(Data excerpts)
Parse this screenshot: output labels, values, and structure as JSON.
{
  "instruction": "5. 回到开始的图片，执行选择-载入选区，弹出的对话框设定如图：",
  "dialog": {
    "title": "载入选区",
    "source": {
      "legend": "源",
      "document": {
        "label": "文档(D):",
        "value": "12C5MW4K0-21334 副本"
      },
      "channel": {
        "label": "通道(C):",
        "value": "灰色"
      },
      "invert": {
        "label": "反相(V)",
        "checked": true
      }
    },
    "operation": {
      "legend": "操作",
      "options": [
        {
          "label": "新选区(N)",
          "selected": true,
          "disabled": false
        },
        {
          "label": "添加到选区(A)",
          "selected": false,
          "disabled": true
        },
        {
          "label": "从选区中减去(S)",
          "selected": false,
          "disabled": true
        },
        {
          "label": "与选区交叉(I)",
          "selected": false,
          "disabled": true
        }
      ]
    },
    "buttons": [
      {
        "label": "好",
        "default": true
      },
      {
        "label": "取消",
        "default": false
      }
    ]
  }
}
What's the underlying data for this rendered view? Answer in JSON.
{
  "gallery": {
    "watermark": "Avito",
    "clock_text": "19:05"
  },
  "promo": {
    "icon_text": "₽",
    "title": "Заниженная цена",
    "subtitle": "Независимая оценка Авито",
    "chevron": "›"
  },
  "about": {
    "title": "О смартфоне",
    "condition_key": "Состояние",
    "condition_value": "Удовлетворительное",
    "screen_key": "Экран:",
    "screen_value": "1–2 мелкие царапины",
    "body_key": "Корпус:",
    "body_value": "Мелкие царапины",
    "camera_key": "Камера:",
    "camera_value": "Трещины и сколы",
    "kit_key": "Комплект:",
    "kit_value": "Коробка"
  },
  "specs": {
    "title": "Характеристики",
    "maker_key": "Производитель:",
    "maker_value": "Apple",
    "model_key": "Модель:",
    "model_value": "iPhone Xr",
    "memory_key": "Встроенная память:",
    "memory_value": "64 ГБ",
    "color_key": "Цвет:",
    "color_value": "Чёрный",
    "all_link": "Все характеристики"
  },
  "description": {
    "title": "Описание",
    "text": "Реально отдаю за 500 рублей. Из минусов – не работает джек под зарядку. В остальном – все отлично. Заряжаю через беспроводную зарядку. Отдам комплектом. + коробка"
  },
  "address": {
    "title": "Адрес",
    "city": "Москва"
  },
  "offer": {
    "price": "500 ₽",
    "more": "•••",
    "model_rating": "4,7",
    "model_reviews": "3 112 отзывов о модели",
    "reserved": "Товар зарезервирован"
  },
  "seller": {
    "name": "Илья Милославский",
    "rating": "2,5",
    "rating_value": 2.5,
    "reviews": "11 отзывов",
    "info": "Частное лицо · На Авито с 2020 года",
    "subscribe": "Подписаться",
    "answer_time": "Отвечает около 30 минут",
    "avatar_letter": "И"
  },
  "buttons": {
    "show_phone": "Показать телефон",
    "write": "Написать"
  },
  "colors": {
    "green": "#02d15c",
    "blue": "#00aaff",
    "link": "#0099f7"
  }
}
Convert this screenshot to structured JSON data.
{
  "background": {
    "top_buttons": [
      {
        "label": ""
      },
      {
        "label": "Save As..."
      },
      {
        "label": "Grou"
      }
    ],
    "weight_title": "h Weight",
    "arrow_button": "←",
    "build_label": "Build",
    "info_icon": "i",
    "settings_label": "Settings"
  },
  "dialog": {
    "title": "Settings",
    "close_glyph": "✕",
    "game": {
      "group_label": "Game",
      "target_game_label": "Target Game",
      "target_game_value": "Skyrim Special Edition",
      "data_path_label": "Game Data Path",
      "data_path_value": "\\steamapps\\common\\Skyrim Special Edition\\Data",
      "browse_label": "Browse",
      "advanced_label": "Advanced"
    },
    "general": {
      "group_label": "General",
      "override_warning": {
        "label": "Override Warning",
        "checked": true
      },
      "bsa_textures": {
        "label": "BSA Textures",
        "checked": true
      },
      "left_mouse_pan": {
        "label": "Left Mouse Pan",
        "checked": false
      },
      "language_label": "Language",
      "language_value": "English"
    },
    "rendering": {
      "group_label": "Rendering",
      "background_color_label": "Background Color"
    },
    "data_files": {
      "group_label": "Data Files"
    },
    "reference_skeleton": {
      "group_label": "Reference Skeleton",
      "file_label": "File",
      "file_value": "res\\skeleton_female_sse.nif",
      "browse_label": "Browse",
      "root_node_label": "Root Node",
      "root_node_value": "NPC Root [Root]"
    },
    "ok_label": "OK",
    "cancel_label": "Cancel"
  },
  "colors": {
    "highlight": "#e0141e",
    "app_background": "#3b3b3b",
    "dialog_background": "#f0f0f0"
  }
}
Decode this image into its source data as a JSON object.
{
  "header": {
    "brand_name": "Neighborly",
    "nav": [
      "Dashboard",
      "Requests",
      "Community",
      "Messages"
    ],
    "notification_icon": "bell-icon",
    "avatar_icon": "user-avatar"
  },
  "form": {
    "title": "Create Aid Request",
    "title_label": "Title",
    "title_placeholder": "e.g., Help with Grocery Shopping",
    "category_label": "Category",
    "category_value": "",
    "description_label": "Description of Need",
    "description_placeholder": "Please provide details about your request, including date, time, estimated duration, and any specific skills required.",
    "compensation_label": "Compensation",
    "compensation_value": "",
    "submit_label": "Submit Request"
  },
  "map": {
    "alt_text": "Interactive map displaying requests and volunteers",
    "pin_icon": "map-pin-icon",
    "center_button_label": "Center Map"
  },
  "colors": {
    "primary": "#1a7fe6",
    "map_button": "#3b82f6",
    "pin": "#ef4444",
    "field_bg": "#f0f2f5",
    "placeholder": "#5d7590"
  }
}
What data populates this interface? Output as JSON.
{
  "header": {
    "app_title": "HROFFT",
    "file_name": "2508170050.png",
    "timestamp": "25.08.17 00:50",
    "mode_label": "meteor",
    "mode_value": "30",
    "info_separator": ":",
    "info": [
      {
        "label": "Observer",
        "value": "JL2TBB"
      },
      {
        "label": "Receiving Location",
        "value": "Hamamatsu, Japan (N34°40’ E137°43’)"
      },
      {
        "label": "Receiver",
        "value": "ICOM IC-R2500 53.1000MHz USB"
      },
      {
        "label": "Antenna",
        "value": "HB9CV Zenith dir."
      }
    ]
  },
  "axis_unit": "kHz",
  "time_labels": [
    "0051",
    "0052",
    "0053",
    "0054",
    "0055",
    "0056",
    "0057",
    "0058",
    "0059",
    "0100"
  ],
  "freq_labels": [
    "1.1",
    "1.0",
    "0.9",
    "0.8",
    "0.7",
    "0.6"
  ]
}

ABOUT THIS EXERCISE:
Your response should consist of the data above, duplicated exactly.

ANSWER TO THE PROBLEM:
Parse this screenshot: output labels, values, and structure as JSON.
{
  "instruction": "5. 回到开始的图片，执行选择-载入选区，弹出的对话框设定如图：",
  "dialog": {
    "title": "载入选区",
    "source": {
      "legend": "源",
      "document": {
        "label": "文档(D):",
        "value": "12C5MW4K0-21334 副本"
      },
      "channel": {
        "label": "通道(C):",
        "value": "灰色"
      },
      "invert": {
        "label": "反相(V)",
        "checked": true
      }
    },
    "operation": {
      "legend": "操作",
      "options": [
        {
          "label": "新选区(N)",
          "selected": true,
          "disabled": false
        },
        {
          "label": "添加到选区(A)",
          "selected": false,
          "disabled": true
        },
        {
          "label": "从选区中减去(S)",
          "selected": false,
          "disabled": true
        },
        {
          "label": "与选区交叉(I)",
          "selected": false,
          "disabled": true
        }
      ]
    },
    "buttons": [
      {
        "label": "好",
        "default": true
      },
      {
        "label": "取消",
        "default": false
      }
    ]
  }
}
What's the underlying data for this rendered view? Answer in JSON.
{
  "gallery": {
    "watermark": "Avito",
    "clock_text": "19:05"
  },
  "promo": {
    "icon_text": "₽",
    "title": "Заниженная цена",
    "subtitle": "Независимая оценка Авито",
    "chevron": "›"
  },
  "about": {
    "title": "О смартфоне",
    "condition_key": "Состояние",
    "condition_value": "Удовлетворительное",
    "screen_key": "Экран:",
    "screen_value": "1–2 мелкие царапины",
    "body_key": "Корпус:",
    "body_value": "Мелкие царапины",
    "camera_key": "Камера:",
    "camera_value": "Трещины и сколы",
    "kit_key": "Комплект:",
    "kit_value": "Коробка"
  },
  "specs": {
    "title": "Характеристики",
    "maker_key": "Производитель:",
    "maker_value": "Apple",
    "model_key": "Модель:",
    "model_value": "iPhone Xr",
    "memory_key": "Встроенная память:",
    "memory_value": "64 ГБ",
    "color_key": "Цвет:",
    "color_value": "Чёрный",
    "all_link": "Все характеристики"
  },
  "description": {
    "title": "Описание",
    "text": "Реально отдаю за 500 рублей. Из минусов – не работает джек под зарядку. В остальном – все отлично. Заряжаю через беспроводную зарядку. Отдам комплектом. + коробка"
  },
  "address": {
    "title": "Адрес",
    "city": "Москва"
  },
  "offer": {
    "price": "500 ₽",
    "more": "•••",
    "model_rating": "4,7",
    "model_reviews": "3 112 отзывов о модели",
    "reserved": "Товар зарезервирован"
  },
  "seller": {
    "name": "Илья Милославский",
    "rating": "2,5",
    "rating_value": 2.5,
    "reviews": "11 отзывов",
    "info": "Частное лицо · На Авито с 2020 года",
    "subscribe": "Подписаться",
    "answer_time": "Отвечает около 30 минут",
    "avatar_letter": "И"
  },
  "buttons": {
    "show_phone": "Показать телефон",
    "write": "Написать"
  },
  "colors": {
    "green": "#02d15c",
    "blue": "#00aaff",
    "link": "#0099f7"
  }
}
Convert this screenshot to structured JSON data.
{
  "background": {
    "top_buttons": [
      {
        "label": ""
      },
      {
        "label": "Save As..."
      },
      {
        "label": "Grou"
      }
    ],
    "weight_title": "h Weight",
    "arrow_button": "←",
    "build_label": "Build",
    "info_icon": "i",
    "settings_label": "Settings"
  },
  "dialog": {
    "title": "Settings",
    "close_glyph": "✕",
    "game": {
      "group_label": "Game",
      "target_game_label": "Target Game",
      "target_game_value": "Skyrim Special Edition",
      "data_path_label": "Game Data Path",
      "data_path_value": "\\steamapps\\common\\Skyrim Special Edition\\Data",
      "browse_label": "Browse",
      "advanced_label": "Advanced"
    },
    "general": {
      "group_label": "General",
      "override_warning": {
        "label": "Override Warning",
        "checked": true
      },
      "bsa_textures": {
        "label": "BSA Textures",
        "checked": true
      },
      "left_mouse_pan": {
        "label": "Left Mouse Pan",
        "checked": false
      },
      "language_label": "Language",
      "language_value": "English"
    },
    "rendering": {
      "group_label": "Rendering",
      "background_color_label": "Background Color"
    },
    "data_files": {
      "group_label": "Data Files"
    },
    "reference_skeleton": {
      "group_label": "Reference Skeleton",
      "file_label": "File",
      "file_value": "res\\skeleton_female_sse.nif",
      "browse_label": "Browse",
      "root_node_label": "Root Node",
      "root_node_value": "NPC Root [Root]"
    },
    "ok_label": "OK",
    "cancel_label": "Cancel"
  },
  "colors": {
    "highlight": "#e0141e",
    "app_background": "#3b3b3b",
    "dialog_background": "#f0f0f0"
  }
}
Decode this image into its source data as a JSON object.
{
  "header": {
    "brand_name": "Neighborly",
    "nav": [
      "Dashboard",
      "Requests",
      "Community",
      "Messages"
    ],
    "notification_icon": "bell-icon",
    "avatar_icon": "user-avatar"
  },
  "form": {
    "title": "Create Aid Request",
    "title_label": "Title",
    "title_placeholder": "e.g., Help with Grocery Shopping",
    "category_label": "Category",
    "category_value": "",
    "description_label": "Description of Need",
    "description_placeholder": "Please provide details about your request, including date, time, estimated duration, and any specific skills required.",
    "compensation_label": "Compensation",
    "compensation_value": "",
    "submit_label": "Submit Request"
  },
  "map": {
    "alt_text": "Interactive map displaying requests and volunteers",
    "pin_icon": "map-pin-icon",
    "center_button_label": "Center Map"
  },
  "colors": {
    "primary": "#1a7fe6",
    "map_button": "#3b82f6",
    "pin": "#ef4444",
    "field_bg": "#f0f2f5",
    "placeholder": "#5d7590"
  }
}
What data populates this interface? Output as JSON.
{
  "header": {
    "app_title": "HROFFT",
    "file_name": "2508170050.png",
    "timestamp": "25.08.17 00:50",
    "mode_label": "meteor",
    "mode_value": "30",
    "info_separator": ":",
    "info": [
      {
        "label": "Observer",
        "value": "JL2TBB"
      },
      {
        "label": "Receiving Location",
        "value": "Hamamatsu, Japan (N34°40’ E137°43’)"
      },
      {
        "label": "Receiver",
        "value": "ICOM IC-R2500 53.1000MHz USB"
      },
      {
        "label": "Antenna",
        "value": "HB9CV Zenith dir."
      }
    ]
  },
  "axis_unit": "kHz",
  "time_labels": [
    "0051",
    "0052",
    "0053",
    "0054",
    "0055",
    "0056",
    "0057",
    "0058",
    "0059",
    "0100"
  ],
  "freq_labels": [
    "1.1",
    "1.0",
    "0.9",
    "0.8",
    "0.7",
    "0.6"
  ]
}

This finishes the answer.